On 12 April, about 300 people took part in a ‘people’s march’ against the war and occupation of Iraq, in Catania, Sicily.
The local committee against the war and the Iqbal Masih centre called the demo. The march began in Librino – a poor working class district on the outskirts of the city long abandoned by the authorities – where the Iqbal Masih centre is based. Although with a population of tens of thousands, the district lacks even basic facilities and has high unemployment with all the social problems that brings. The centre is named after a twelve year-old trade unionist from Pakistan who was murdered by organised criminals who control the textile industry there. The centre tries to provide some of the services neglected by the city authorities.

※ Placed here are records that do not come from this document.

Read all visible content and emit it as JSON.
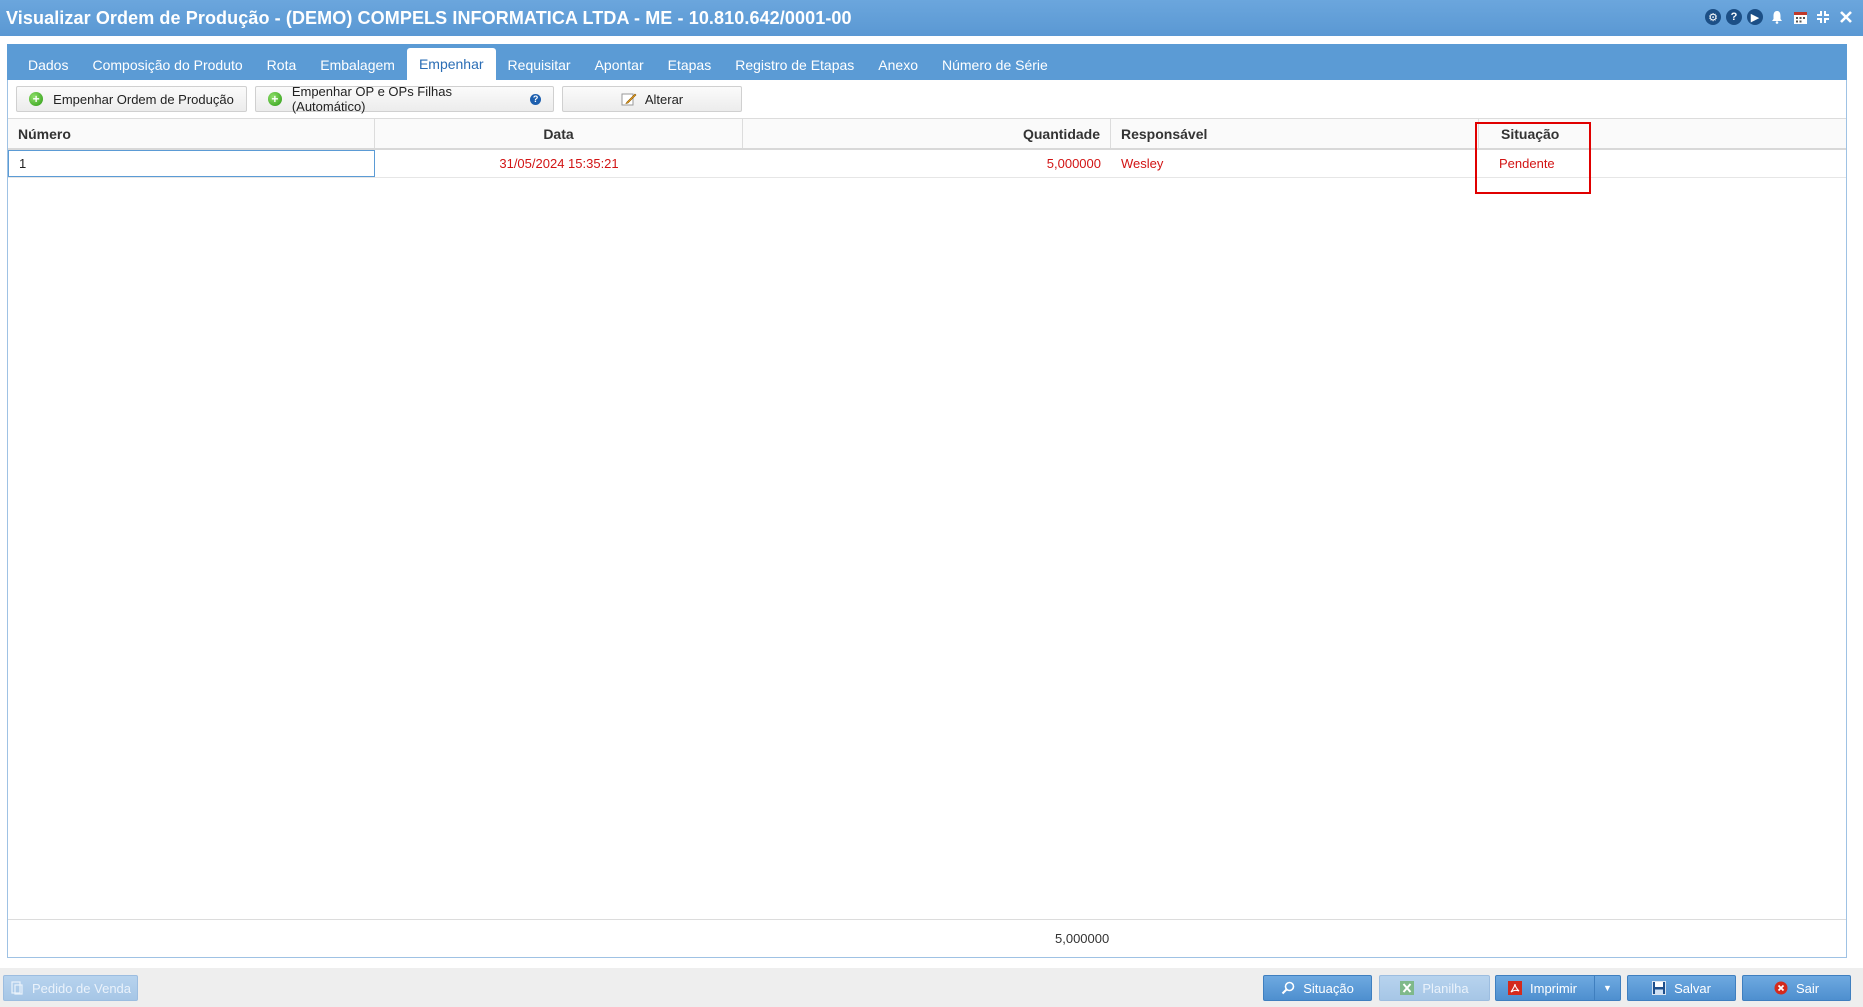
{
  "window": {
    "title": "Visualizar Ordem de Produção - (DEMO) COMPELS INFORMATICA LTDA - ME - 10.810.642/0001-00"
  },
  "tabs": [
    {
      "label": "Dados"
    },
    {
      "label": "Composição do Produto"
    },
    {
      "label": "Rota"
    },
    {
      "label": "Embalagem"
    },
    {
      "label": "Empenhar",
      "active": true
    },
    {
      "label": "Requisitar"
    },
    {
      "label": "Apontar"
    },
    {
      "label": "Etapas"
    },
    {
      "label": "Registro de Etapas"
    },
    {
      "label": "Anexo"
    },
    {
      "label": "Número de Série"
    }
  ],
  "toolbar": {
    "empenhar_op": "Empenhar Ordem de Produção",
    "empenhar_filhas": "Empenhar OP e OPs Filhas (Automático)",
    "alterar": "Alterar"
  },
  "grid": {
    "headers": {
      "numero": "Número",
      "data": "Data",
      "quantidade": "Quantidade",
      "responsavel": "Responsável",
      "situacao": "Situação"
    },
    "rows": [
      {
        "numero": "1",
        "data": "31/05/2024 15:35:21",
        "quantidade": "5,000000",
        "responsavel": "Wesley",
        "situacao": "Pendente"
      }
    ],
    "total_quantidade": "5,000000"
  },
  "bottom": {
    "pedido_venda": "Pedido de Venda",
    "situacao": "Situação",
    "planilha": "Planilha",
    "imprimir": "Imprimir",
    "salvar": "Salvar",
    "sair": "Sair"
  },
  "colors": {
    "header_blue": "#5b9bd5",
    "pending_red": "#d21414",
    "highlight_red": "#e00000"
  }
}
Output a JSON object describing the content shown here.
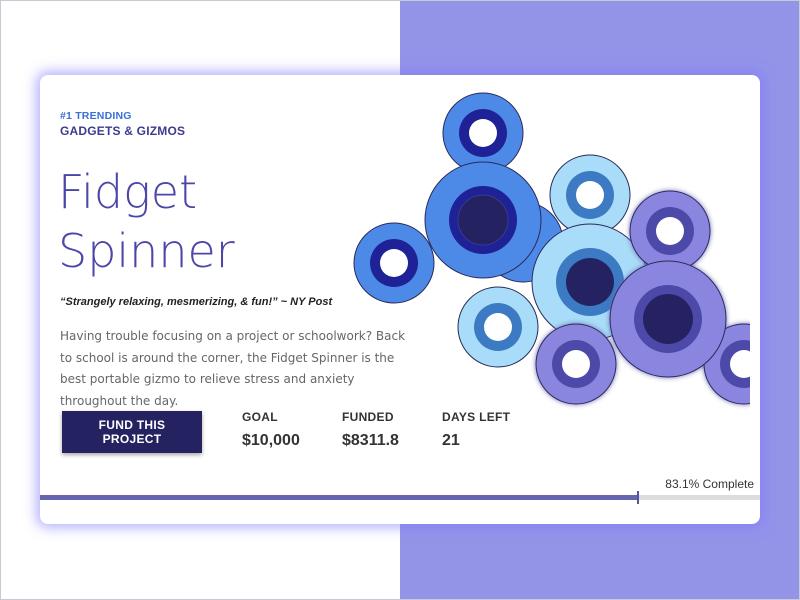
{
  "card": {
    "eyebrow": "#1 TRENDING",
    "category": "GADGETS & GIZMOS",
    "title_lines": [
      "Fidget",
      "Spinner"
    ],
    "quote": "“Strangely relaxing, mesmerizing, & fun!” ~ NY Post",
    "description": "Having trouble focusing on a project or schoolwork? Back to school is around the corner, the Fidget Spinner is the best portable gizmo to relieve stress and anxiety throughout the day.",
    "cta_label": "FUND THIS PROJECT"
  },
  "stats": [
    {
      "label": "GOAL",
      "value": "$10,000"
    },
    {
      "label": "FUNDED",
      "value": "$8311.8"
    },
    {
      "label": "DAYS LEFT",
      "value": "21"
    }
  ],
  "progress": {
    "percent": 83.1,
    "label": "83.1% Complete"
  },
  "colors": {
    "background_accent": "#9394e8",
    "button": "#252262",
    "title": "#4b46a8",
    "spinner_blue": "#4d8ae8",
    "spinner_light": "#a8dcf8",
    "spinner_purple": "#8a86e0"
  }
}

The march wound its way around some of Catania’s working class districts finishing in the city centre. The six-kilometre march took about three hours and was made up mainly by people from the districts. Along the way, one street was renamed "Via Rachel Corrie" after the American activist murdered by the Israeli Defence Force last month. Children put up home made street signs and paintings in her memory. At the beginning and end of the demonstration, a city theatre group put on a performance showing the ‘dehumanisation’ of military life.
In the speeches, the abandonment of the districts was compared to the government’s undying loyalty to Bush and Blair. In a satirical piece, Berlusconi and his governing coalition partners were attacked, in particular, the Catania city mayor, Scapagnini, who also happens to be Berlusconi’s personal doctor.
The march was important for a number of reasons. Firstly it went from the popular districts themselves and showed Catania’s continuing opposition to the war and secondly because the Librinio district and the districts around it are being targeted by the Nazi ‘Forza Nuova’ hoping to profit from the social problems. A left alternative is needed to prevent the Nazis getting a foothold here. Already they have a permanent office in the centre of one district.
Recently fascists have started violent attacks against left wing activists in Catania. Last week the Auro social centre was attacked by a group of skinheads and, in a separate incident, a teenager was hospitalised simply for being a punk. Although vastly outnumbered by left wing activists, experience has shown incidents like this can often be just a beginning. And as groups like Forza Nuova continue to grow they create the environment for attacks on immigrants and left wing activists.
The growth of FN can only be prevented by a fighting left alternative. If this alternative is not created, FN will continue to divide workers, unemployed youth and immigrants against each other and create the atmosphere for continued violence.